[[ Records shown open ]]
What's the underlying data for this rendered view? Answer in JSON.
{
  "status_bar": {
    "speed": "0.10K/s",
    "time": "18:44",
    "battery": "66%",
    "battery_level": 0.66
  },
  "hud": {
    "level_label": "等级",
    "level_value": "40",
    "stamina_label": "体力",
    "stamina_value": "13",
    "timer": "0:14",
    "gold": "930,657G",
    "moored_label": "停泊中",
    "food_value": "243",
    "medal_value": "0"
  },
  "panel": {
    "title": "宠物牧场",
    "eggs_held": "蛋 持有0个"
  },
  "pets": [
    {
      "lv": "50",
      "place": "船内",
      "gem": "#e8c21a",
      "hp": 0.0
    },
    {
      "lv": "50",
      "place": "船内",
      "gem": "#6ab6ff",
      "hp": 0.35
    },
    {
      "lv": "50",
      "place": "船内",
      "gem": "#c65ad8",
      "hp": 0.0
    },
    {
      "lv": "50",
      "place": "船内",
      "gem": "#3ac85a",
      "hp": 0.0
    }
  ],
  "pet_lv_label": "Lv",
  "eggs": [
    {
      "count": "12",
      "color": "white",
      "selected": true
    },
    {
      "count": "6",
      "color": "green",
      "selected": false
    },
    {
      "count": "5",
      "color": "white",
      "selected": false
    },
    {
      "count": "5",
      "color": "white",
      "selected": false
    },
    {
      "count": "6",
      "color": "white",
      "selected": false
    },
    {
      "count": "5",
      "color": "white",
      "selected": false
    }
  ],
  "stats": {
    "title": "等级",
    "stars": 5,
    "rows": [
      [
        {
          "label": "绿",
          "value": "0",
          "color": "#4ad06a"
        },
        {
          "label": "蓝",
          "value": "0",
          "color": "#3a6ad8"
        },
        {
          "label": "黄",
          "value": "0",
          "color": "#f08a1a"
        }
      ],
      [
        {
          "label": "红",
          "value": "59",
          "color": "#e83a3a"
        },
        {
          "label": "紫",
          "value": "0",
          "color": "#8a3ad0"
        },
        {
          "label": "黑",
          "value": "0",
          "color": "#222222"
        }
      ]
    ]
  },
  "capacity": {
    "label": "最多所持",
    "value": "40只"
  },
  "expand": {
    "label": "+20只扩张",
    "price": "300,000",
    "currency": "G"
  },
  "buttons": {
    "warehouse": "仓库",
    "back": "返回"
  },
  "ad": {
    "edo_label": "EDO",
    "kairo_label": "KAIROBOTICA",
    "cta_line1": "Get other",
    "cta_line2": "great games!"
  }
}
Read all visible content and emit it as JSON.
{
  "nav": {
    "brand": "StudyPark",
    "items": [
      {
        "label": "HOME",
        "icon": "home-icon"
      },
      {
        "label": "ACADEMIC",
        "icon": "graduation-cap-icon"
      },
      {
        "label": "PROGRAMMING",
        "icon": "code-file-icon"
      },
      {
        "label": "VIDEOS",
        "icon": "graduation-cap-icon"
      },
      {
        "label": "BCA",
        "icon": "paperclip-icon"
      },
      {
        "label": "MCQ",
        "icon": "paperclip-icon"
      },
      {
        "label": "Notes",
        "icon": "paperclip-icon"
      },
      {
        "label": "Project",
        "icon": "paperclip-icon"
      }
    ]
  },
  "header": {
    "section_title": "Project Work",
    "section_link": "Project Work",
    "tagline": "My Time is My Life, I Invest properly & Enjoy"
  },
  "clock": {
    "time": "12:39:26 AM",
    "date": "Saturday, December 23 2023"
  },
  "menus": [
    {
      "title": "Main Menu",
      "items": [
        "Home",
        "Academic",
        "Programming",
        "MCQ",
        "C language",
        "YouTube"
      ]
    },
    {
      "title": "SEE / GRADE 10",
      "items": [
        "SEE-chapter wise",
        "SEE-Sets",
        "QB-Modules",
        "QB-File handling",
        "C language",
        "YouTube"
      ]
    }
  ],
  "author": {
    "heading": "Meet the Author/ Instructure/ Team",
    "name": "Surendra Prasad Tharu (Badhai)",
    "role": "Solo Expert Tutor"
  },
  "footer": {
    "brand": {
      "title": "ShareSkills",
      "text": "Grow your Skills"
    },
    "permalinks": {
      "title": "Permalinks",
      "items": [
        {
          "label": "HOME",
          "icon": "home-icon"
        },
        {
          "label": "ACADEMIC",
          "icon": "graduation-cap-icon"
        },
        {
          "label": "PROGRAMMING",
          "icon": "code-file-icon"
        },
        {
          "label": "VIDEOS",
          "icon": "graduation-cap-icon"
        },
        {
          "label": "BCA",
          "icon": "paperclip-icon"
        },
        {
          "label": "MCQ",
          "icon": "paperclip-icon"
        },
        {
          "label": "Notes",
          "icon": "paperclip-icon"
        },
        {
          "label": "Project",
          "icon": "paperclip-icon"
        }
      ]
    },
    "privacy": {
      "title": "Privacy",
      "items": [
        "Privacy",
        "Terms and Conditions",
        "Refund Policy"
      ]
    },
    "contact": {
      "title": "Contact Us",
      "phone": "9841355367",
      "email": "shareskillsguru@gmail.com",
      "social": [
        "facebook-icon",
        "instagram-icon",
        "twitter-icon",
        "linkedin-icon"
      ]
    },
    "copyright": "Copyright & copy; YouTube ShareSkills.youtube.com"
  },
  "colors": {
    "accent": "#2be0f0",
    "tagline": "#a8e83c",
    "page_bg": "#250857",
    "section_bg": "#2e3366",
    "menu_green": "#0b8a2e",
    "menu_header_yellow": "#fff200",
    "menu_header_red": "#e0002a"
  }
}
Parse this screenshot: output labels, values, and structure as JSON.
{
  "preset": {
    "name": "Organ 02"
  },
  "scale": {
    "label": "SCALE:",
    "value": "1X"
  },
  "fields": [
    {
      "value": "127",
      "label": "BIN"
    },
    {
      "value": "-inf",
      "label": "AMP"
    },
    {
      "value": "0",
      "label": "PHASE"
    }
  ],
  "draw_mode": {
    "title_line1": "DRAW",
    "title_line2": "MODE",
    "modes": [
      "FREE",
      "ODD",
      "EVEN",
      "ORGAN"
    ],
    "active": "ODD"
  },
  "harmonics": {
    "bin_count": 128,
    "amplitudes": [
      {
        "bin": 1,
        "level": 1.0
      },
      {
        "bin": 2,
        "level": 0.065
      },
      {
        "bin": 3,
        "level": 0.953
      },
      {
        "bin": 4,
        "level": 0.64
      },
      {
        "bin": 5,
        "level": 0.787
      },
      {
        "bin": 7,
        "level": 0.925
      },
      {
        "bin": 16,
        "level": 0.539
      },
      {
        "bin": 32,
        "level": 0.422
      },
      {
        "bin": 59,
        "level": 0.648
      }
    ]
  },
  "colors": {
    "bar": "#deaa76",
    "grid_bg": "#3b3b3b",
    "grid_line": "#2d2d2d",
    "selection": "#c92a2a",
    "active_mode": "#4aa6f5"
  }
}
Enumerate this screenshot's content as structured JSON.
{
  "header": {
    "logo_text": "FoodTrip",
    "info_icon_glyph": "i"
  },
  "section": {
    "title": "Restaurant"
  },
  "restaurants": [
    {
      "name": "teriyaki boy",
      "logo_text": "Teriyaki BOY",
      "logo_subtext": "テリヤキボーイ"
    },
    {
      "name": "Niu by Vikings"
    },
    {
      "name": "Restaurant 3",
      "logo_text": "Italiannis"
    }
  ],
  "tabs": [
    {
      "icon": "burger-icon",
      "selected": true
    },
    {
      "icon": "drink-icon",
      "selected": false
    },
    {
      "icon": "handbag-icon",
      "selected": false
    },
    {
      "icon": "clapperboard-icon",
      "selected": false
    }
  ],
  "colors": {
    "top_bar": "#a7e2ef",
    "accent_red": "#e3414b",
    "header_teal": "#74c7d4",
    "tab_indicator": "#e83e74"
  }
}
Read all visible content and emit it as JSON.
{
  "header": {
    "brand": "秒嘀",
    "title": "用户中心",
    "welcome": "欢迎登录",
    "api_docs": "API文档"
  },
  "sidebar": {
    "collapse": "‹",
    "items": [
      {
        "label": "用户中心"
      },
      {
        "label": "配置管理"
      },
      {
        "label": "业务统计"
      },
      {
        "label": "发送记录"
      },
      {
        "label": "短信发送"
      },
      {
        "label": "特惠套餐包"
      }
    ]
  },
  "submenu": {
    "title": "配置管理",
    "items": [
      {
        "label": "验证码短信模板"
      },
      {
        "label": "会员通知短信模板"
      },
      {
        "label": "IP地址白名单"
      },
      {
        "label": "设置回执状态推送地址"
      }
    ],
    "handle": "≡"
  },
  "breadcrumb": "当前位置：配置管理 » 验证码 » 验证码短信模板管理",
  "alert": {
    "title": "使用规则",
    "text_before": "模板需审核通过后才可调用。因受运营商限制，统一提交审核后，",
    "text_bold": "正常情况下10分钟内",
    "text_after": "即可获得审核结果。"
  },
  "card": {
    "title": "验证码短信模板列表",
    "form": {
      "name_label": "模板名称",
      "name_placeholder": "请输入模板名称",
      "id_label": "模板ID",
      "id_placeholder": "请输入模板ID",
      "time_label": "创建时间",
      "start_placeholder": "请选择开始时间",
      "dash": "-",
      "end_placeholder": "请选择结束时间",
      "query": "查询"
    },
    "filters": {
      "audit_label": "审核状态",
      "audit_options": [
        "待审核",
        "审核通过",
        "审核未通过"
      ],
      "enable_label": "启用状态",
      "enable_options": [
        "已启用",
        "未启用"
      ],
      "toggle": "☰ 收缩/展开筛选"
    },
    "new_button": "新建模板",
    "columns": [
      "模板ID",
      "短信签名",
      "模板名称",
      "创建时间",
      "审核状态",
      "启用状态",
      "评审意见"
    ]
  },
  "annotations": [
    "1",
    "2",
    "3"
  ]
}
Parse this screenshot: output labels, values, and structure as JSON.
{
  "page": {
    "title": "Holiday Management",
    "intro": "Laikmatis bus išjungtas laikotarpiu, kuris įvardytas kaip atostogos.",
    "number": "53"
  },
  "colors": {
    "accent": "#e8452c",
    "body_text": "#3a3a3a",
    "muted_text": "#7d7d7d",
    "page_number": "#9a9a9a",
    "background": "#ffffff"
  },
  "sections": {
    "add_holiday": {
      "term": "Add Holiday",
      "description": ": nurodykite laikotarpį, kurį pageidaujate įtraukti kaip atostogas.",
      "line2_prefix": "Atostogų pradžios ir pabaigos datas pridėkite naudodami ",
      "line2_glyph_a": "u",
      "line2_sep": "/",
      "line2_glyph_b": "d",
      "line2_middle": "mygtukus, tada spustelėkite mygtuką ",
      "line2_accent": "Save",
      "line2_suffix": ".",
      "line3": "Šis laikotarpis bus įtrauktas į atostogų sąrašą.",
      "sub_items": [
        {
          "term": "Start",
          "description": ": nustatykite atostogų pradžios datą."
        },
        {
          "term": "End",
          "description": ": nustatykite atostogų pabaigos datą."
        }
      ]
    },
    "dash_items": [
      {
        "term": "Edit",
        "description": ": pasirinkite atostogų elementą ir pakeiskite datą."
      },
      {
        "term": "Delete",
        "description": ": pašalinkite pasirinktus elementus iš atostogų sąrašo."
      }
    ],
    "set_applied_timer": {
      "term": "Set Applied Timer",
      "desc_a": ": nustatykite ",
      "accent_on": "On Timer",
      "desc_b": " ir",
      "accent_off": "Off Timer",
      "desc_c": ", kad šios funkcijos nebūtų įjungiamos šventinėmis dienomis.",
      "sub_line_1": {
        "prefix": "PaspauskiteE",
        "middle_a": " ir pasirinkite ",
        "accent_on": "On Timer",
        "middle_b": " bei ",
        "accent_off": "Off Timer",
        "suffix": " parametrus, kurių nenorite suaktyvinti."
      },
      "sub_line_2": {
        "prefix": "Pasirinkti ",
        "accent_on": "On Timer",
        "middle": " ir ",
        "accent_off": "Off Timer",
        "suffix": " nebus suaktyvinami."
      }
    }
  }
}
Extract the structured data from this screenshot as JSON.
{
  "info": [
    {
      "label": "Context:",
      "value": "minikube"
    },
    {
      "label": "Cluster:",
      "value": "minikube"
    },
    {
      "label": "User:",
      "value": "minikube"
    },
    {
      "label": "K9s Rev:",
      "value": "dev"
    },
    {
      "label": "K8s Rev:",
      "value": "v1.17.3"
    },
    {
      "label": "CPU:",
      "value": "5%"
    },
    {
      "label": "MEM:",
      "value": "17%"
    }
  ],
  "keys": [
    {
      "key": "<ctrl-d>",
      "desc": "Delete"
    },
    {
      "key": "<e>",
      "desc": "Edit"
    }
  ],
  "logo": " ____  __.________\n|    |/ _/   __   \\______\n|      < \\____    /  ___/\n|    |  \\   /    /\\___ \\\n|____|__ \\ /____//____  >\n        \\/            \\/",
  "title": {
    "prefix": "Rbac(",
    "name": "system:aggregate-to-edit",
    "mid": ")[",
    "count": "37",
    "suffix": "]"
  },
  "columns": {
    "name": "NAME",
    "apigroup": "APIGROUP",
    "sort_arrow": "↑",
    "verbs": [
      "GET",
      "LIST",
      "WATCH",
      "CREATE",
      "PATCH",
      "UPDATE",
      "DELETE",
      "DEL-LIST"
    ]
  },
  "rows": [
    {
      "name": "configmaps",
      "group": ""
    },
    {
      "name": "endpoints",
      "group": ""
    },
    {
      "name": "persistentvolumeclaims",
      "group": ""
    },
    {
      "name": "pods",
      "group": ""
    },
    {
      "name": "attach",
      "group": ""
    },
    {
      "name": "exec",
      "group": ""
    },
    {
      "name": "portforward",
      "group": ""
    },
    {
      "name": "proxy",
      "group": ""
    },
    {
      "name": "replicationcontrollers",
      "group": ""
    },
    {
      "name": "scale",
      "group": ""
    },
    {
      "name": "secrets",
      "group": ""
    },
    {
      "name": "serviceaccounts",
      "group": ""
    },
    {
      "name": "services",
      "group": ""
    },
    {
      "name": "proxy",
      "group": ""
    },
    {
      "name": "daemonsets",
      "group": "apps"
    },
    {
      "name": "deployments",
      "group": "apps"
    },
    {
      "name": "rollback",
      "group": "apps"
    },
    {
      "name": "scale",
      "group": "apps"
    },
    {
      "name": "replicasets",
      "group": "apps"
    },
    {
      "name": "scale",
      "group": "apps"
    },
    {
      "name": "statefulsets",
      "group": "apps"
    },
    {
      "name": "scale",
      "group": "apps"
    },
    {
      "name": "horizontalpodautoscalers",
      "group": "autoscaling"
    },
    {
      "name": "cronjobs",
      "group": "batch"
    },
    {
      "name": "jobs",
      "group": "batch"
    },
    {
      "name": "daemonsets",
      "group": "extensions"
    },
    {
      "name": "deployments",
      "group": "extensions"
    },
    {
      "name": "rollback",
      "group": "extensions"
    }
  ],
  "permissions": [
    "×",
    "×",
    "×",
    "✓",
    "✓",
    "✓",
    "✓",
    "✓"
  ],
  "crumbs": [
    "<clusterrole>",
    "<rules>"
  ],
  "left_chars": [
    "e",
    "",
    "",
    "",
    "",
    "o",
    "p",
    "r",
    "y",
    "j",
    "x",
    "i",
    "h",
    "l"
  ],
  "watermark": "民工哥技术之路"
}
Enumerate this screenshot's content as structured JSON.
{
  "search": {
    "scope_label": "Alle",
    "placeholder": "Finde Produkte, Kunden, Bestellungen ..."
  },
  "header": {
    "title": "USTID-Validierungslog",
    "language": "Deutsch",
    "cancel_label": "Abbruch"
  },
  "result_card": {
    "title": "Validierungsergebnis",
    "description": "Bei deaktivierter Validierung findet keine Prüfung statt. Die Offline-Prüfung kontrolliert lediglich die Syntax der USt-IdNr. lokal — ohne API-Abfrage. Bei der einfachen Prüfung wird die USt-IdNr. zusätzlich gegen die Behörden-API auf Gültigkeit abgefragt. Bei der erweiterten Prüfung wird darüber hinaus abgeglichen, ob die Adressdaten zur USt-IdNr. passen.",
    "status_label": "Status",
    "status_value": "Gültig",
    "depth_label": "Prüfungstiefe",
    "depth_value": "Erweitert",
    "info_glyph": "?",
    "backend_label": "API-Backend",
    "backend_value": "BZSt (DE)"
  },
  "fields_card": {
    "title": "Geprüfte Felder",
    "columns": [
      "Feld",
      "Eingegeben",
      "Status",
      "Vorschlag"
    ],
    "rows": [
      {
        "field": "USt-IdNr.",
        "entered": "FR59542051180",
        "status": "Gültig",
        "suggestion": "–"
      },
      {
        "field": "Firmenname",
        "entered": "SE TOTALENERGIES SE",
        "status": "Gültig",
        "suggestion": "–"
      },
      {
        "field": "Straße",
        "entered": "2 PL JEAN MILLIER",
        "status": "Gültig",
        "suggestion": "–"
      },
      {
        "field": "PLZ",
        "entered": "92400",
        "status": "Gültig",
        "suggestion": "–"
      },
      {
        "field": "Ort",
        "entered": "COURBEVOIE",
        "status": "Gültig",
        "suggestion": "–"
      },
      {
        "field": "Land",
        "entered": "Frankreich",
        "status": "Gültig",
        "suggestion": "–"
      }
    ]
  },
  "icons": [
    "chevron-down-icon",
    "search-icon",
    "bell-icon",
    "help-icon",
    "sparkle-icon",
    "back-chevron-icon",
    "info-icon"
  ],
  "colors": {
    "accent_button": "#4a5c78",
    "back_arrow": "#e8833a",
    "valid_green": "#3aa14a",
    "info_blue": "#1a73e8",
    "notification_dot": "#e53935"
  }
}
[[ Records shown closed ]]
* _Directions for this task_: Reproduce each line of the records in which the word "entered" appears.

* _Task solution_:
        "entered": "FR59542051180",
        "entered": "SE TOTALENERGIES SE",
        "entered": "2 PL JEAN MILLIER",
        "entered": "92400",
        "entered": "COURBEVOIE",
        "entered": "Frankreich",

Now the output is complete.